Intent To Repeal: At a second South Carolina debate last night, all of the Republican presidential candidates (a crowd pared down to four—Newt Gingrich, Ron Paul, Mitt Romney and Rick Santorum—at this point) said that ‘Obamacare’ can and should be repealed or reversed. Here’s Romney:
It’s one thing I want to get done, to make sure that states can take action to pull out of “Obamacare.” But number two, we have to go after a complete repeal.
He added that he would replace the law with “a bill that does care for people that have pre-existing conditions,” and work to “have health care act like a market, a consumer market.”
Gingrich said Americans also want to repeal the law:
The American people are frightened of bureaucratic, centralized medicine. They deeply distrust Washington. The pressure will be to repeal it.”
But while he may be right that Americans “distrust Washington”—a September CNN poll, only 2 percent said they could “just about always” trust the federal government, and Congress’ approval rating has recently plunged to 11 percent—he’s wrong about repeal support.
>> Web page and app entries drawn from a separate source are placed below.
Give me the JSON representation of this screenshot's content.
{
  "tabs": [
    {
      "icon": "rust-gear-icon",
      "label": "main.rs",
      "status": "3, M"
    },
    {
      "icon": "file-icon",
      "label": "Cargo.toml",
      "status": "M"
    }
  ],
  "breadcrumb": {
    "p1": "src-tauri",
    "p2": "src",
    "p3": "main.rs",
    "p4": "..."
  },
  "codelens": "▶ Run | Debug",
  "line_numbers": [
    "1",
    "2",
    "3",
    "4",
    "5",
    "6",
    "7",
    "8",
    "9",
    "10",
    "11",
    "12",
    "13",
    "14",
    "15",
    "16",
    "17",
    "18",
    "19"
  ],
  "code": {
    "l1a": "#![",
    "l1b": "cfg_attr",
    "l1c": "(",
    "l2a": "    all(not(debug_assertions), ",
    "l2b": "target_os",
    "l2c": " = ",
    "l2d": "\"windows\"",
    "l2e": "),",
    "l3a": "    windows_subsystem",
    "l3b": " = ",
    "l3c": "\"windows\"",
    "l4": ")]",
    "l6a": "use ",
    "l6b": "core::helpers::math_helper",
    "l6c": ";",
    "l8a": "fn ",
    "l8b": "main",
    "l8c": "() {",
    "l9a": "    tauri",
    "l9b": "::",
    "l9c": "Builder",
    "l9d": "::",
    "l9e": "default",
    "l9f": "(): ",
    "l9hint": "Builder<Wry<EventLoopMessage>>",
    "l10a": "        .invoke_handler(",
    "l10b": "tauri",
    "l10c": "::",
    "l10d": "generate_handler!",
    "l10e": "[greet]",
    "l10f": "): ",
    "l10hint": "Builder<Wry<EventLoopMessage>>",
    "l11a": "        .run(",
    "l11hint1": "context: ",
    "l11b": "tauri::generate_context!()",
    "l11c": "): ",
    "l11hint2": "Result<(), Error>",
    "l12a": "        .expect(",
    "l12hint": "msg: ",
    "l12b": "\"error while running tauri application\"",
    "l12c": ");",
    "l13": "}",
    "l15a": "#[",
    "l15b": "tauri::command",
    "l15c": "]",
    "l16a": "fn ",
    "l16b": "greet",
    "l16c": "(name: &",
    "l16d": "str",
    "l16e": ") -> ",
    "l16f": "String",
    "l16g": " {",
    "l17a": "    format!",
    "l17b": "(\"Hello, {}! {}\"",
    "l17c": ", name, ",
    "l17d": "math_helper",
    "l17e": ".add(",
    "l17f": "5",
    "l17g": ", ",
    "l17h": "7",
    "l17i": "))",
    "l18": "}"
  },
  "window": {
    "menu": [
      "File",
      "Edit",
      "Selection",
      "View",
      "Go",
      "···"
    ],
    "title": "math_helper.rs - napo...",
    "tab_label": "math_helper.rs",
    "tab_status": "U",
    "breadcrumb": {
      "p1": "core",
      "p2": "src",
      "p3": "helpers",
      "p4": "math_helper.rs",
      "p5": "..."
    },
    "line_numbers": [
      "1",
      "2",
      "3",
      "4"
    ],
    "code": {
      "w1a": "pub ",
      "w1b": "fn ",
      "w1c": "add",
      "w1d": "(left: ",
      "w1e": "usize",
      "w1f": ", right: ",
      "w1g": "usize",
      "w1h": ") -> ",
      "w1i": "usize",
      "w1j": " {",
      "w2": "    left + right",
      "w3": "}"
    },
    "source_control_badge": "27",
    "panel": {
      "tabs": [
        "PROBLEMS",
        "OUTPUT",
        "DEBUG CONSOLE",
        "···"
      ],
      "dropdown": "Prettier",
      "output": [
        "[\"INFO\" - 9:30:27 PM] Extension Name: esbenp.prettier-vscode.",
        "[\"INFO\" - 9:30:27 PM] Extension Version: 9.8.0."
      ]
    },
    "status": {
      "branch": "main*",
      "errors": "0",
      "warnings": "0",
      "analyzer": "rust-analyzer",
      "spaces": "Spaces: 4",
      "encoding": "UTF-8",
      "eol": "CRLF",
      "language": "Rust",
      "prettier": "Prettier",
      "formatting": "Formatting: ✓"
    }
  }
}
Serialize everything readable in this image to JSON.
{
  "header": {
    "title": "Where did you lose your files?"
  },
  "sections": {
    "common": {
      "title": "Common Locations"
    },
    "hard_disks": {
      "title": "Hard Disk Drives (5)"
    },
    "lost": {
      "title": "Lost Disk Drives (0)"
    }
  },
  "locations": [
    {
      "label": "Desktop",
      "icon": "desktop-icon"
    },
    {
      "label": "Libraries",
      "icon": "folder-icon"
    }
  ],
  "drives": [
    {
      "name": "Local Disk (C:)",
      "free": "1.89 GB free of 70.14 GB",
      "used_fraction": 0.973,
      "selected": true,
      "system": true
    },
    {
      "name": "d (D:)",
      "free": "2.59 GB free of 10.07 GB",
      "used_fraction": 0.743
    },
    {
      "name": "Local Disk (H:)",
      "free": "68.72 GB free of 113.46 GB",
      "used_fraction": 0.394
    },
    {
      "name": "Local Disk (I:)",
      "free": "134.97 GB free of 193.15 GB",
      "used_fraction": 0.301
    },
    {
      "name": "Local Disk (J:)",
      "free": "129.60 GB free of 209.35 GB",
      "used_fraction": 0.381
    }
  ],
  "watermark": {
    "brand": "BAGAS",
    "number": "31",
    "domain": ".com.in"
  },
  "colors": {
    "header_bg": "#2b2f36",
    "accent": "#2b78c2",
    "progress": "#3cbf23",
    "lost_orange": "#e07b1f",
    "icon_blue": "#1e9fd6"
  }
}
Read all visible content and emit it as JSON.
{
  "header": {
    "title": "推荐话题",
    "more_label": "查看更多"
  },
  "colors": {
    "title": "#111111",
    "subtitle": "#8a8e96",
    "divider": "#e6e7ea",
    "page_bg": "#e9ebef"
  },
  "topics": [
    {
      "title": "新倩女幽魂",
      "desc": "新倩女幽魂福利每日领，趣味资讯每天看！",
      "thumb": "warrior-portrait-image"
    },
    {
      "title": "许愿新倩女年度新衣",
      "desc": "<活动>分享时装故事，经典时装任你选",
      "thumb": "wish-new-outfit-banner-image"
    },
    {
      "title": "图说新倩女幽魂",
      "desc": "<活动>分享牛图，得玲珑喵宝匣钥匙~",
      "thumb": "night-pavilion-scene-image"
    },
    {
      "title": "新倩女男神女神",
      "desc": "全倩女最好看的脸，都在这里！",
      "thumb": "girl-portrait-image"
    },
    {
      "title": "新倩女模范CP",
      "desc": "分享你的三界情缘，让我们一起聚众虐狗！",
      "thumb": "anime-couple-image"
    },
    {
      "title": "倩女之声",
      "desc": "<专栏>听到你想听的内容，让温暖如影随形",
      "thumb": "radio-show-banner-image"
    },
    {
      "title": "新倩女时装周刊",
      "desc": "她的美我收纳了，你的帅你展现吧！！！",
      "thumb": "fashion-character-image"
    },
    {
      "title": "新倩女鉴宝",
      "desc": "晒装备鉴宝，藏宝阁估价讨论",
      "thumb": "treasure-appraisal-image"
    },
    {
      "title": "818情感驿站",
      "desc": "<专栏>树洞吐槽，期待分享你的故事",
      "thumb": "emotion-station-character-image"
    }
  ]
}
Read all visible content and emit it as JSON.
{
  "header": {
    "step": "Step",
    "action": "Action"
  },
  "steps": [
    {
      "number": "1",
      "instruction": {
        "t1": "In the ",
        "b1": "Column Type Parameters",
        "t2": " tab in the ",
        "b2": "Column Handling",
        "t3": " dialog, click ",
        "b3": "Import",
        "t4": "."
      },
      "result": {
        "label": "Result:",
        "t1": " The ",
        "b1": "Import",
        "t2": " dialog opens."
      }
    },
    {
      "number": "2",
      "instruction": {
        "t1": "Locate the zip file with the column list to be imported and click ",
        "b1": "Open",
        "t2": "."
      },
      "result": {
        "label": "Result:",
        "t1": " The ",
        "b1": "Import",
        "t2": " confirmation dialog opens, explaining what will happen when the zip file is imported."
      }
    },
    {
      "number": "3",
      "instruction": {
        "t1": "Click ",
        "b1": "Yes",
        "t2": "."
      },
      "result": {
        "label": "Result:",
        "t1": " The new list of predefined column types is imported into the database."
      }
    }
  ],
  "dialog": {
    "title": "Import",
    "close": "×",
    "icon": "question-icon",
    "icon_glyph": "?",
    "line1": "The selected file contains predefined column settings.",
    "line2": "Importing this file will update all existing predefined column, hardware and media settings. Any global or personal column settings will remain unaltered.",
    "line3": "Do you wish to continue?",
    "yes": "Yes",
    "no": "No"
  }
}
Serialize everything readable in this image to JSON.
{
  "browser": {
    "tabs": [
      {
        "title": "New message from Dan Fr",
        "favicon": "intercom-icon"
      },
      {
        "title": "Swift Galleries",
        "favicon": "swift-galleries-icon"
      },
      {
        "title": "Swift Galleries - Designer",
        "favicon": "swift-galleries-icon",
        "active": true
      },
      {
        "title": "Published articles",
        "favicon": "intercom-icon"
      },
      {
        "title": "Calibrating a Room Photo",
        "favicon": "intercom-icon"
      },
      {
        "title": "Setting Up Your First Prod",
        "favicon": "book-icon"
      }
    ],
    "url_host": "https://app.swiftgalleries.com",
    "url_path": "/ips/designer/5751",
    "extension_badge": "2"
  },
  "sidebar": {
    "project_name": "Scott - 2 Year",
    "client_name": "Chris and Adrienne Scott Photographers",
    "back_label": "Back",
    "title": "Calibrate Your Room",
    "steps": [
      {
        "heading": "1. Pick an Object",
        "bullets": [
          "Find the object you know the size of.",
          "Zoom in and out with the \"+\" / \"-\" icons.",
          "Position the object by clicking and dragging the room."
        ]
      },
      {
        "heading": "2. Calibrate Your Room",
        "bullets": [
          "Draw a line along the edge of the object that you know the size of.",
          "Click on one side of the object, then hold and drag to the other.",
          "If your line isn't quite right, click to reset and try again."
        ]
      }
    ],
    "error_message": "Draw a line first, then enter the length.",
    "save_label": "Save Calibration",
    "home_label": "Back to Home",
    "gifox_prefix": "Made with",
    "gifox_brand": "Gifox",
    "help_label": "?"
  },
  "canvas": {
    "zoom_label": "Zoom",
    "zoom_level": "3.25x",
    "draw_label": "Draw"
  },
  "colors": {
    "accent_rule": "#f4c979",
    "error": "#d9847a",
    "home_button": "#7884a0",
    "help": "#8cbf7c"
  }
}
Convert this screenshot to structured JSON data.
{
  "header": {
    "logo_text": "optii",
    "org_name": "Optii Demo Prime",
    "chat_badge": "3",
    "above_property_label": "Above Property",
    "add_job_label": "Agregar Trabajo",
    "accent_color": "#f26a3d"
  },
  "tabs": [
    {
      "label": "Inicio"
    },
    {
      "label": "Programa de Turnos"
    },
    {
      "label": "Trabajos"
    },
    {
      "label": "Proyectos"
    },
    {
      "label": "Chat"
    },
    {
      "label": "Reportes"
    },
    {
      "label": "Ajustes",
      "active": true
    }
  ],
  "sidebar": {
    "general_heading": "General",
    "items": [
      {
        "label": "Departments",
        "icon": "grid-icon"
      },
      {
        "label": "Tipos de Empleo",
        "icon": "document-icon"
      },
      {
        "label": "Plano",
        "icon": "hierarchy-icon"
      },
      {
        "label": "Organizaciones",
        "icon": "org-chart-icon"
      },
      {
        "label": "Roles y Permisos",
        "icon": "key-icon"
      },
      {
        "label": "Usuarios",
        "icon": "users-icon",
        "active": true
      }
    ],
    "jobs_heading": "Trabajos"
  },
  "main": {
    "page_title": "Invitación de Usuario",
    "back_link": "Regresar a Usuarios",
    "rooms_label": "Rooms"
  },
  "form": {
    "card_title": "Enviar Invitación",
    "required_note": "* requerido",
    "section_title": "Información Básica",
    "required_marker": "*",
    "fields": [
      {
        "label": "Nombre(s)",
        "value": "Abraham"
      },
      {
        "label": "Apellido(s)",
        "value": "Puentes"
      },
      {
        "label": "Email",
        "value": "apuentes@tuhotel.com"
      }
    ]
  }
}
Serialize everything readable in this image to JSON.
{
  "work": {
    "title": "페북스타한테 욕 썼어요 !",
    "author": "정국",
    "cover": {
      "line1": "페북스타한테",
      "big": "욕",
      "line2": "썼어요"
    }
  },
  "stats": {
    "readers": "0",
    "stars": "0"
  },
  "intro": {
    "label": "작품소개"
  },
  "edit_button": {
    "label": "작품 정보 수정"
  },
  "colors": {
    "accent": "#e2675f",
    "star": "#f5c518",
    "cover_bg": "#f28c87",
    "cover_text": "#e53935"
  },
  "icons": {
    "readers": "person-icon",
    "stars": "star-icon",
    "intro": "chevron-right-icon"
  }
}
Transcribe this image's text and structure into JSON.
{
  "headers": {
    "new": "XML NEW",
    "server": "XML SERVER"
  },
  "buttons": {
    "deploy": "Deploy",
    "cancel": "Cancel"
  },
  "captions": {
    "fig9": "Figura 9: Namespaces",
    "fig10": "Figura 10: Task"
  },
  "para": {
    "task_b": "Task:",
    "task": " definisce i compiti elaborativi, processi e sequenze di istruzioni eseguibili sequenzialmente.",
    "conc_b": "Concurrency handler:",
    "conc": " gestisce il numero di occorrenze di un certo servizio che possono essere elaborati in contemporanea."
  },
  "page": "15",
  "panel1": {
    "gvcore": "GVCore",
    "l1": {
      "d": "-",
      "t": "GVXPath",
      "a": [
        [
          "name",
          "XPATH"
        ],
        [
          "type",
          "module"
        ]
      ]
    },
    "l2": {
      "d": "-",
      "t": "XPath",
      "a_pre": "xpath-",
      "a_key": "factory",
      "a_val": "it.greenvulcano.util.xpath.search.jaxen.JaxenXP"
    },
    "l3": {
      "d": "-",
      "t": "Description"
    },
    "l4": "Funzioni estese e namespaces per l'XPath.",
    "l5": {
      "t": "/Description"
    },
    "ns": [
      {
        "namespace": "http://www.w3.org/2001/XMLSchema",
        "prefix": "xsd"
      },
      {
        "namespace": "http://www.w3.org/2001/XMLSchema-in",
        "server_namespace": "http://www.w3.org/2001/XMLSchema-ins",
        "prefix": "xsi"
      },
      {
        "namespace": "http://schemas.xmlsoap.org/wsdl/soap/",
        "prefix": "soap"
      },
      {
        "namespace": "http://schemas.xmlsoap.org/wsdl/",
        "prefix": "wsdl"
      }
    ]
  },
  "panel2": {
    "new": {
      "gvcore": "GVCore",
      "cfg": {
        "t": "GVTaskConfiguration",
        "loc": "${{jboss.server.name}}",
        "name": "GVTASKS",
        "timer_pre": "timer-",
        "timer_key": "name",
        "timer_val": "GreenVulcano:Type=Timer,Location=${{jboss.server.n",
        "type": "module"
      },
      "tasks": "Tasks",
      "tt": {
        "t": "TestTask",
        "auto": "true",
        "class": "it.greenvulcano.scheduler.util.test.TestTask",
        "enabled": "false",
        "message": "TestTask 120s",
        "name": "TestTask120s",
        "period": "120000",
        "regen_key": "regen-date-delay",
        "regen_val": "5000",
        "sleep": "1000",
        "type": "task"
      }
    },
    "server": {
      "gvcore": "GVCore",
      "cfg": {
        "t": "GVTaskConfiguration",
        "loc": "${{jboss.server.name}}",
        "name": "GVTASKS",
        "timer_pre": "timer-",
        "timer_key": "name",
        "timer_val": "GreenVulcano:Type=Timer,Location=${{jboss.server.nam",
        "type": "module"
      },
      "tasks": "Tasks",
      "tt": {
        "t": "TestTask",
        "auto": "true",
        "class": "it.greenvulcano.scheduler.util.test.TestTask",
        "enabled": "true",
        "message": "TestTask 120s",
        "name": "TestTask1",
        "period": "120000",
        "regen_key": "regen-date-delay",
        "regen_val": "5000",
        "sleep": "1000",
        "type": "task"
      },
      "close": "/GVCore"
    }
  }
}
A November CNN poll found that while the 2010 Affordable Care Act remains unpopular (56 percent said they disapproved of it), only 37 percent of disapproval stemmed from fears that it went too far. The rest of those opposed thought it didn’t go far enough. And opposition to the requirement that all Americans buy health insurance has been steadily dropping since the summer.
For his part, Santorum blasted Gingrich and Romney’s past support for individual insurance mandates, which he called the ‘core’ of the problem the law. He championed health savings accounts as “the primary basis of every single conservative reform of health care.”
Paul was the only one who spoke bluntly about the actual political chance of repeal (“theoretically, we can,” he said, but “the likelihood isn’t all that good”). He said he was more concerned with “a bigger picture of what’s happening” in terms of government involvement in medicine. He also criticized Medicare and Medicaid, but said that even though he thought “these programs should have never started,” he wants to “try to protect the people who are depending on medical care,” and would pay for the programs by cutting overseas spending.
Risky Business? Not So Much. Sex poses a surprisingly low risk to most heart patients, according to the American Heart Association. As long as you’re healthy enough to walk up two flights of stairs without chest pain or gasping for breath, you can have a love life, the group says. And despite the higher risk for heart attack patients to have a second attack, there’s no evidence they have more sex-related heart attacks than people without heart problems. The AHA also notes that:
- Married men having affairs (“often with younger women in unfamiliar settings”) are most at risk for sudden death related to sex because those circumstances can add to stress.
- Sex may be OK as soon as one week after a relatively mild heart attack, if patients can walk up a few flights of stairs without pain.
- Viagra and other drugs for erectile dysfunction are generally safe for men with stable heart disease.
Friday Quick Hits:
- The Obama administration may have set a deadline of 2025 for finding an effective way to treat or prevent Alzheimer’s disease, but some experts say that’s too ambitious—and unrealistic. “No one set a deadline for the ‘War on cancer’ or in the fight against HIV/AIDS,” said Dr. Sam Gandy, an Alzheimer’s researcher at Mount Sinai School of Medicine. “We make progress and we keep fighting.”
- Older pedestrians are the most likely to die from traffic accidents.
- Why doctors have a hard time predicting how long a patient will live.
- Insomnia can lead to depression, anxiety and heart failure if left untreated—and it often goes untreated, doctors say.
- And a new study found little difference between married couples and those that were unmarried but living together in terms of health, psychological well-being and social ties.
Photo: Emmanuel Dunand/AFP/Getty Images